◆ About this task ◆
Scan the data below for lines containing the string "image" and give only how many there are.

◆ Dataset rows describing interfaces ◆

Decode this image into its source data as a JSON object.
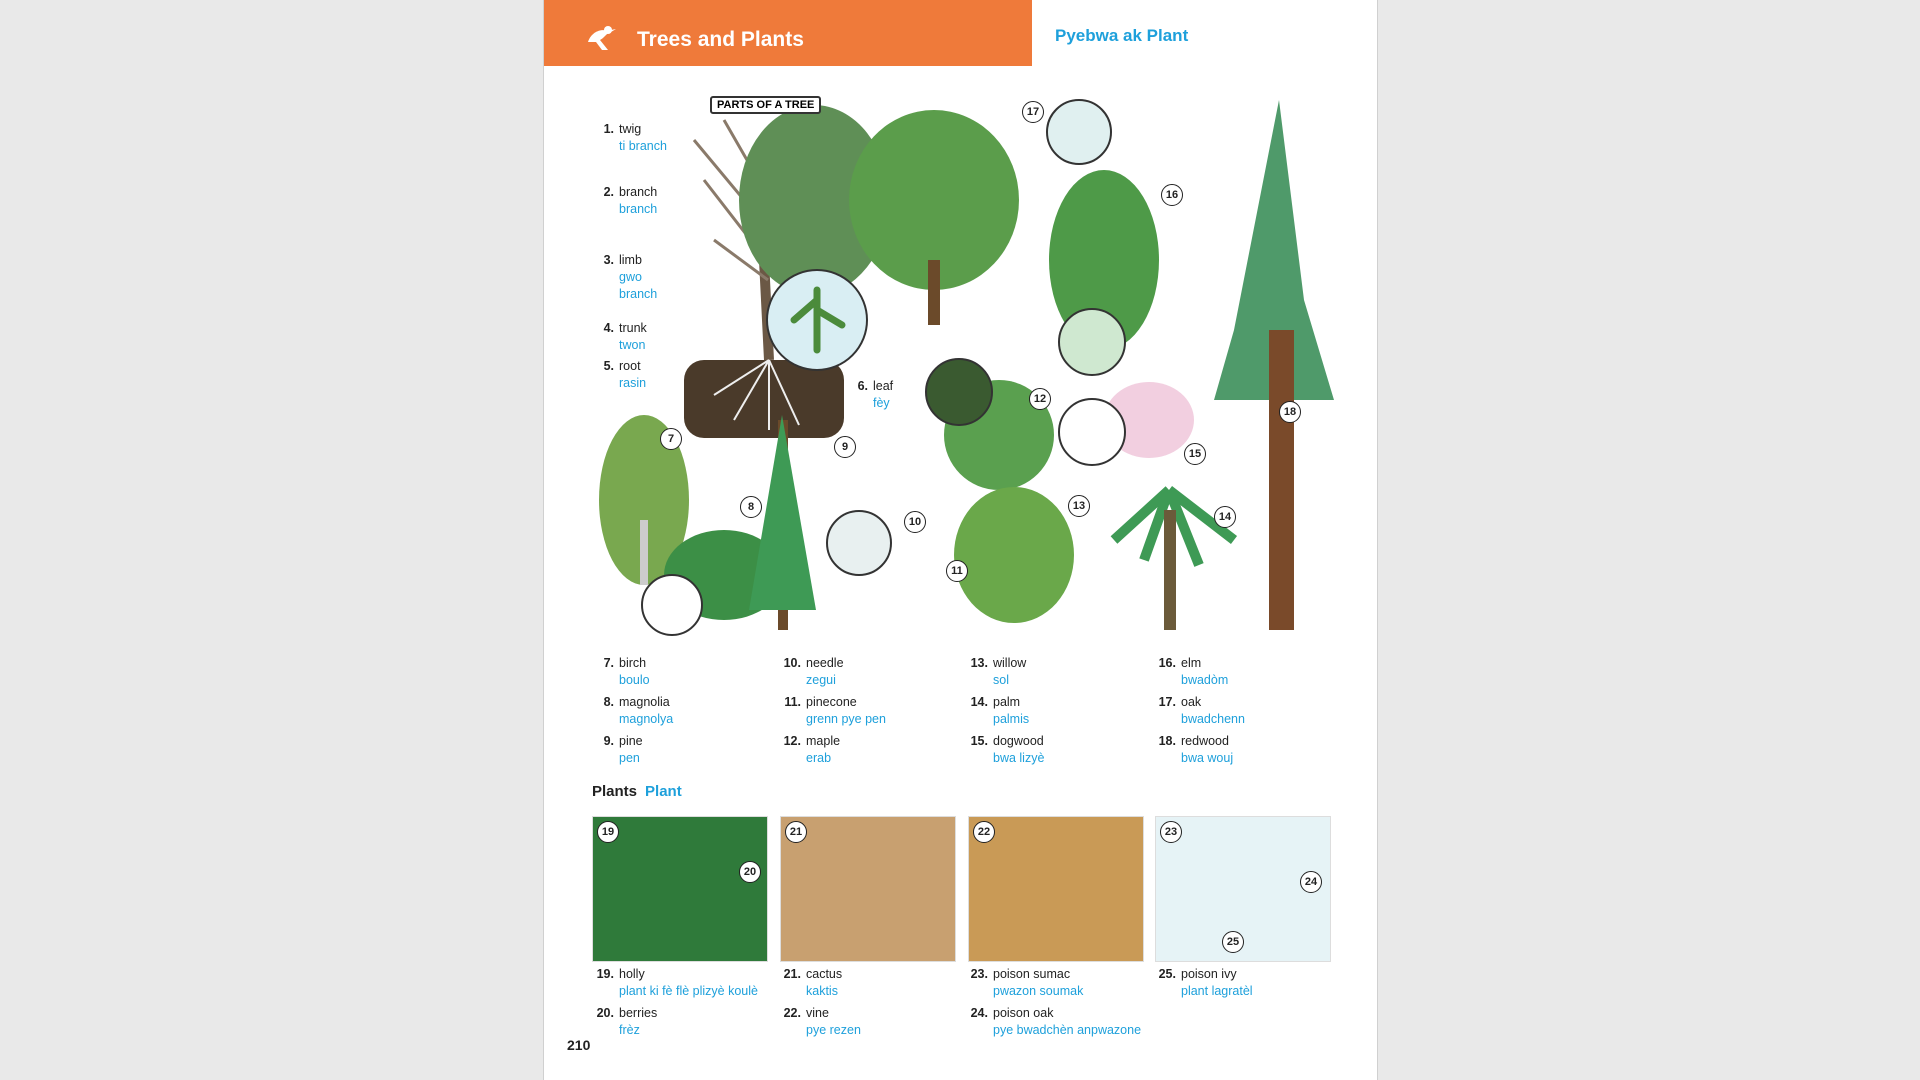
{
  "header": {
    "title": "Trees and Plants",
    "subtitle": "Pyebwa ak Plant"
  },
  "parts_label": "PARTS OF A TREE",
  "parts": [
    {
      "num": "1.",
      "en": "twig",
      "ht": "ti branch"
    },
    {
      "num": "2.",
      "en": "branch",
      "ht": "branch"
    },
    {
      "num": "3.",
      "en": "limb",
      "ht": "gwo branch"
    },
    {
      "num": "4.",
      "en": "trunk",
      "ht": "twon"
    },
    {
      "num": "5.",
      "en": "root",
      "ht": "rasin"
    },
    {
      "num": "6.",
      "en": "leaf",
      "ht": "fèy"
    }
  ],
  "trees": [
    {
      "num": "7.",
      "en": "birch",
      "ht": "boulo"
    },
    {
      "num": "8.",
      "en": "magnolia",
      "ht": "magnolya"
    },
    {
      "num": "9.",
      "en": "pine",
      "ht": "pen"
    },
    {
      "num": "10.",
      "en": "needle",
      "ht": "zegui"
    },
    {
      "num": "11.",
      "en": "pinecone",
      "ht": "grenn pye pen"
    },
    {
      "num": "12.",
      "en": "maple",
      "ht": "erab"
    },
    {
      "num": "13.",
      "en": "willow",
      "ht": "sol"
    },
    {
      "num": "14.",
      "en": "palm",
      "ht": "palmis"
    },
    {
      "num": "15.",
      "en": "dogwood",
      "ht": "bwa lizyè"
    },
    {
      "num": "16.",
      "en": "elm",
      "ht": "bwadòm"
    },
    {
      "num": "17.",
      "en": "oak",
      "ht": "bwadchenn"
    },
    {
      "num": "18.",
      "en": "redwood",
      "ht": "bwa wouj"
    }
  ],
  "plants_heading": {
    "en": "Plants",
    "ht": "Plant"
  },
  "plants": [
    {
      "num": "19.",
      "en": "holly",
      "ht": "plant ki fè flè plizyè koulè"
    },
    {
      "num": "20.",
      "en": "berries",
      "ht": "frèz"
    },
    {
      "num": "21.",
      "en": "cactus",
      "ht": "kaktis"
    },
    {
      "num": "22.",
      "en": "vine",
      "ht": "pye rezen"
    },
    {
      "num": "23.",
      "en": "poison sumac",
      "ht": "pwazon soumak"
    },
    {
      "num": "24.",
      "en": "poison oak",
      "ht": "pye bwadchèn anpwazone"
    },
    {
      "num": "25.",
      "en": "poison ivy",
      "ht": "plant lagratèl"
    }
  ],
  "callouts": [
    "7",
    "8",
    "9",
    "10",
    "11",
    "12",
    "13",
    "14",
    "15",
    "16",
    "17",
    "18",
    "19",
    "20",
    "21",
    "22",
    "23",
    "24",
    "25"
  ],
  "page_number": "210",
  "colors": {
    "header": "#ef7a3a",
    "blue": "#1ea0db",
    "leaf": "#3e9a4a"
  }
}
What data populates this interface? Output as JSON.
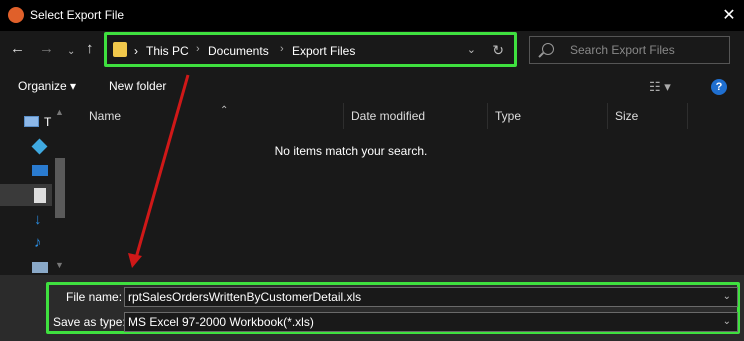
{
  "titlebar": {
    "title": "Select Export File",
    "close_glyph": "✕"
  },
  "nav": {
    "back_glyph": "←",
    "forward_glyph": "→",
    "recent_glyph": "⌄",
    "up_glyph": "↑"
  },
  "address": {
    "crumbs": [
      "This PC",
      "Documents",
      "Export Files"
    ],
    "separator": "›",
    "dropdown_glyph": "⌄",
    "refresh_glyph": "↻"
  },
  "search": {
    "placeholder": "Search Export Files"
  },
  "toolbar": {
    "organize_label": "Organize ▾",
    "new_folder_label": "New folder",
    "view_glyph": "☷ ▾",
    "help_glyph": "?"
  },
  "nav_pane": {
    "this_pc_label": "T"
  },
  "file_list": {
    "columns": [
      "Name",
      "Date modified",
      "Type",
      "Size"
    ],
    "sort_glyph": "⌃",
    "empty_message": "No items match your search."
  },
  "footer": {
    "file_name_label": "File name:",
    "file_name_value": "rptSalesOrdersWrittenByCustomerDetail.xls",
    "save_type_label": "Save as type:",
    "save_type_value": "MS Excel 97-2000 Workbook(*.xls)",
    "caret_glyph": "⌄"
  },
  "colors": {
    "highlight_box": "#3fe03f",
    "annotation_arrow": "#d01818",
    "window_bg": "#191919",
    "footer_bg": "#2b2b2b"
  },
  "icons": [
    "app-icon",
    "close-icon",
    "back-arrow-icon",
    "forward-arrow-icon",
    "recent-locations-icon",
    "up-arrow-icon",
    "folder-icon",
    "refresh-icon",
    "search-icon",
    "view-options-icon",
    "help-icon",
    "this-pc-icon",
    "3d-objects-icon",
    "desktop-icon",
    "documents-icon",
    "downloads-icon",
    "music-icon",
    "pictures-icon"
  ]
}
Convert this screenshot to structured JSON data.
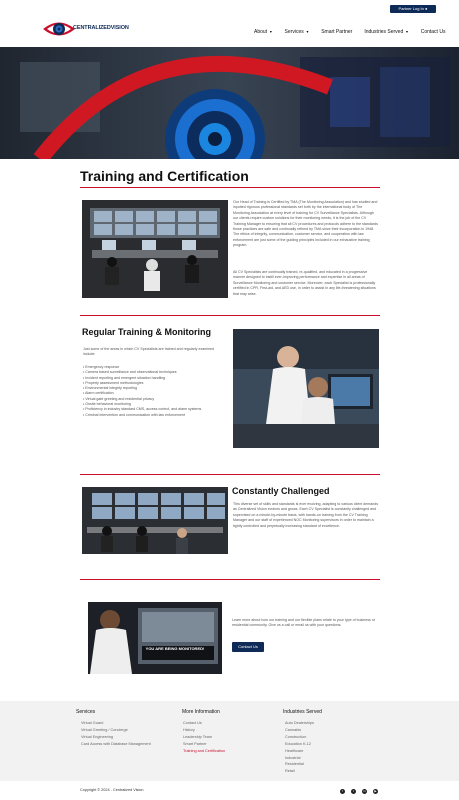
{
  "header": {
    "login_label": "Partner Log In",
    "logo_text": "CENTRALIZEDVISION",
    "nav": [
      {
        "label": "About",
        "dropdown": true
      },
      {
        "label": "Services",
        "dropdown": true
      },
      {
        "label": "Smart Partner",
        "dropdown": false
      },
      {
        "label": "Industries Served",
        "dropdown": true
      },
      {
        "label": "Contact Us",
        "dropdown": false
      }
    ]
  },
  "main": {
    "title": "Training and Certification",
    "intro_p1": "Our Head of Training is Certified by TMA (The Monitoring Association) and has studied and inputted rigorous professional standards set forth by the international body of The Monitoring Association at every level of training for CV Surveillance Specialists. Although our clients require custom solutions for their monitoring needs, it is the job of the CV Training Manager to ensuring that all CV procedures and protocols adhere to the standards those practices are safe and continually refined by TMA since their incorporation in 1948. The ethics of integrity, communication, customer service, and cooperation with law enforcement are just some of the guiding principles included in our exhaustive training program.",
    "intro_p2": "All CV Specialists are continually trained, re-qualified, and educated in a progressive manner designed to instill ever-improving performance and expertise in all areas of Surveillance Monitoring and customer service. Moreover, each Specialist is professionally certified in CPR, First-aid, and AED use, in order to assist in any life-threatening situations that may arise.",
    "regular_title": "Regular Training & Monitoring",
    "regular_intro": "Just some of the areas in which CV Specialists are trained and regularly examined include:",
    "regular_list": [
      "Emergency response",
      "Camera based surveillance and observational techniques",
      "Incident reporting and emergent situation handling",
      "Property assessment methodologies",
      "Environmental integrity reporting",
      "Alarm certification",
      "Virtual gate greeting and residential privacy",
      "Onsite behavioral monitoring",
      "Proficiency in industry standard CMS, access control, and alarm systems",
      "Criminal intervention and communication with law enforcement"
    ],
    "challenged_title": "Constantly Challenged",
    "challenged_text": "This diverse set of skills and standards is ever evolving, adapting to various client demands as Centralized Vision evolves and grows. Each CV Specialist is constantly challenged and supervised on a minute-by-minute basis, with hands-on training from the CV Training Manager and our staff of experienced NOC Monitoring supervisors in order to maintain a tightly controlled and perpetually increasing standard of excellence.",
    "cta_text": "Learn more about how our training and our flexible plans relate to your type of business or residential community. Give us a call or email us with your questions.",
    "cta_button": "Contact Us",
    "monitor_caption": "YOU ARE BEING MONITORED!"
  },
  "footer": {
    "services_title": "Services",
    "services": [
      "Virtual Guard",
      "Virtual Greeting / Concierge",
      "Virtual Engineering",
      "Card Access with Database Management"
    ],
    "info_title": "More Information",
    "info": [
      "Contact Us",
      "History",
      "Leadership Team",
      "Smart Partner",
      "Training and Certification"
    ],
    "industries_title": "Industries Served",
    "industries": [
      "Auto Dealerships",
      "Cannabis",
      "Construction",
      "Education K-12",
      "Healthcare",
      "Industrial",
      "Residential",
      "Retail"
    ],
    "copyright": "Copyright © 2024 - Centralized Vision",
    "socials": [
      "facebook-icon",
      "twitter-icon",
      "linkedin-icon",
      "youtube-icon"
    ]
  },
  "colors": {
    "navy": "#0e2a57",
    "red": "#c8102e"
  }
}
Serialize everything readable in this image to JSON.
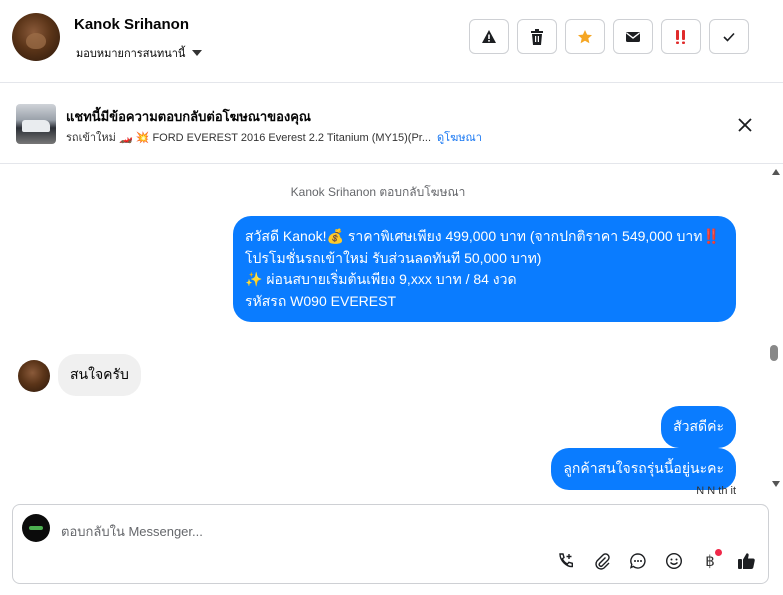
{
  "header": {
    "contact_name": "Kanok Srihanon",
    "assign_label": "มอบหมายการสนทนานี้",
    "actions": [
      "spam-icon",
      "trash-icon",
      "star-icon",
      "mail-icon",
      "priority-icon",
      "check-icon"
    ]
  },
  "ad": {
    "title": "แชทนี้มีข้อความตอบกลับต่อโฆษณาของคุณ",
    "subtitle": "รถเข้าใหม่ 🏎️ 💥 FORD EVEREST 2016 Everest 2.2 Titanium (MY15)(Pr...",
    "link_label": "ดูโฆษณา"
  },
  "chat": {
    "meta_text": "Kanok Srihanon ตอบกลับโฆษณา",
    "messages": {
      "m1": "สวัสดี Kanok!💰 ราคาพิเศษเพียง 499,000 บาท (จากปกติราคา 549,000 บาท‼️ โปรโมชั่นรถเข้าใหม่ รับส่วนลดทันที 50,000 บาท)",
      "m1_line2": "✨ ผ่อนสบายเริ่มต้นเพียง 9,xxx บาท / 84 งวด",
      "m1_line3": "รหัสรถ W090 EVEREST",
      "m2": "สนใจครับ",
      "m3": "สัวสดีค่ะ",
      "m4": "ลูกค้าสนใจรถรุ่นนี้อยู่นะคะ"
    },
    "sender_tag": "N        N    th   it"
  },
  "composer": {
    "placeholder": "ตอบกลับใน Messenger..."
  },
  "colors": {
    "accent": "#0a7cff",
    "star": "#f5a623",
    "priority": "#e02c2c"
  }
}
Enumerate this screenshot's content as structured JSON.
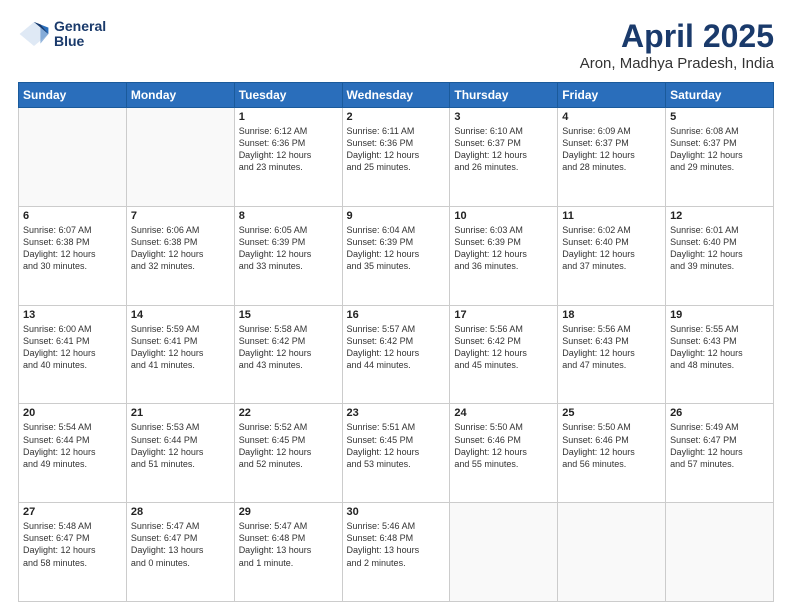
{
  "header": {
    "logo_line1": "General",
    "logo_line2": "Blue",
    "month": "April 2025",
    "location": "Aron, Madhya Pradesh, India"
  },
  "days_of_week": [
    "Sunday",
    "Monday",
    "Tuesday",
    "Wednesday",
    "Thursday",
    "Friday",
    "Saturday"
  ],
  "weeks": [
    [
      {
        "day": "",
        "info": ""
      },
      {
        "day": "",
        "info": ""
      },
      {
        "day": "1",
        "info": "Sunrise: 6:12 AM\nSunset: 6:36 PM\nDaylight: 12 hours\nand 23 minutes."
      },
      {
        "day": "2",
        "info": "Sunrise: 6:11 AM\nSunset: 6:36 PM\nDaylight: 12 hours\nand 25 minutes."
      },
      {
        "day": "3",
        "info": "Sunrise: 6:10 AM\nSunset: 6:37 PM\nDaylight: 12 hours\nand 26 minutes."
      },
      {
        "day": "4",
        "info": "Sunrise: 6:09 AM\nSunset: 6:37 PM\nDaylight: 12 hours\nand 28 minutes."
      },
      {
        "day": "5",
        "info": "Sunrise: 6:08 AM\nSunset: 6:37 PM\nDaylight: 12 hours\nand 29 minutes."
      }
    ],
    [
      {
        "day": "6",
        "info": "Sunrise: 6:07 AM\nSunset: 6:38 PM\nDaylight: 12 hours\nand 30 minutes."
      },
      {
        "day": "7",
        "info": "Sunrise: 6:06 AM\nSunset: 6:38 PM\nDaylight: 12 hours\nand 32 minutes."
      },
      {
        "day": "8",
        "info": "Sunrise: 6:05 AM\nSunset: 6:39 PM\nDaylight: 12 hours\nand 33 minutes."
      },
      {
        "day": "9",
        "info": "Sunrise: 6:04 AM\nSunset: 6:39 PM\nDaylight: 12 hours\nand 35 minutes."
      },
      {
        "day": "10",
        "info": "Sunrise: 6:03 AM\nSunset: 6:39 PM\nDaylight: 12 hours\nand 36 minutes."
      },
      {
        "day": "11",
        "info": "Sunrise: 6:02 AM\nSunset: 6:40 PM\nDaylight: 12 hours\nand 37 minutes."
      },
      {
        "day": "12",
        "info": "Sunrise: 6:01 AM\nSunset: 6:40 PM\nDaylight: 12 hours\nand 39 minutes."
      }
    ],
    [
      {
        "day": "13",
        "info": "Sunrise: 6:00 AM\nSunset: 6:41 PM\nDaylight: 12 hours\nand 40 minutes."
      },
      {
        "day": "14",
        "info": "Sunrise: 5:59 AM\nSunset: 6:41 PM\nDaylight: 12 hours\nand 41 minutes."
      },
      {
        "day": "15",
        "info": "Sunrise: 5:58 AM\nSunset: 6:42 PM\nDaylight: 12 hours\nand 43 minutes."
      },
      {
        "day": "16",
        "info": "Sunrise: 5:57 AM\nSunset: 6:42 PM\nDaylight: 12 hours\nand 44 minutes."
      },
      {
        "day": "17",
        "info": "Sunrise: 5:56 AM\nSunset: 6:42 PM\nDaylight: 12 hours\nand 45 minutes."
      },
      {
        "day": "18",
        "info": "Sunrise: 5:56 AM\nSunset: 6:43 PM\nDaylight: 12 hours\nand 47 minutes."
      },
      {
        "day": "19",
        "info": "Sunrise: 5:55 AM\nSunset: 6:43 PM\nDaylight: 12 hours\nand 48 minutes."
      }
    ],
    [
      {
        "day": "20",
        "info": "Sunrise: 5:54 AM\nSunset: 6:44 PM\nDaylight: 12 hours\nand 49 minutes."
      },
      {
        "day": "21",
        "info": "Sunrise: 5:53 AM\nSunset: 6:44 PM\nDaylight: 12 hours\nand 51 minutes."
      },
      {
        "day": "22",
        "info": "Sunrise: 5:52 AM\nSunset: 6:45 PM\nDaylight: 12 hours\nand 52 minutes."
      },
      {
        "day": "23",
        "info": "Sunrise: 5:51 AM\nSunset: 6:45 PM\nDaylight: 12 hours\nand 53 minutes."
      },
      {
        "day": "24",
        "info": "Sunrise: 5:50 AM\nSunset: 6:46 PM\nDaylight: 12 hours\nand 55 minutes."
      },
      {
        "day": "25",
        "info": "Sunrise: 5:50 AM\nSunset: 6:46 PM\nDaylight: 12 hours\nand 56 minutes."
      },
      {
        "day": "26",
        "info": "Sunrise: 5:49 AM\nSunset: 6:47 PM\nDaylight: 12 hours\nand 57 minutes."
      }
    ],
    [
      {
        "day": "27",
        "info": "Sunrise: 5:48 AM\nSunset: 6:47 PM\nDaylight: 12 hours\nand 58 minutes."
      },
      {
        "day": "28",
        "info": "Sunrise: 5:47 AM\nSunset: 6:47 PM\nDaylight: 13 hours\nand 0 minutes."
      },
      {
        "day": "29",
        "info": "Sunrise: 5:47 AM\nSunset: 6:48 PM\nDaylight: 13 hours\nand 1 minute."
      },
      {
        "day": "30",
        "info": "Sunrise: 5:46 AM\nSunset: 6:48 PM\nDaylight: 13 hours\nand 2 minutes."
      },
      {
        "day": "",
        "info": ""
      },
      {
        "day": "",
        "info": ""
      },
      {
        "day": "",
        "info": ""
      }
    ]
  ]
}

◆ Response ◆
2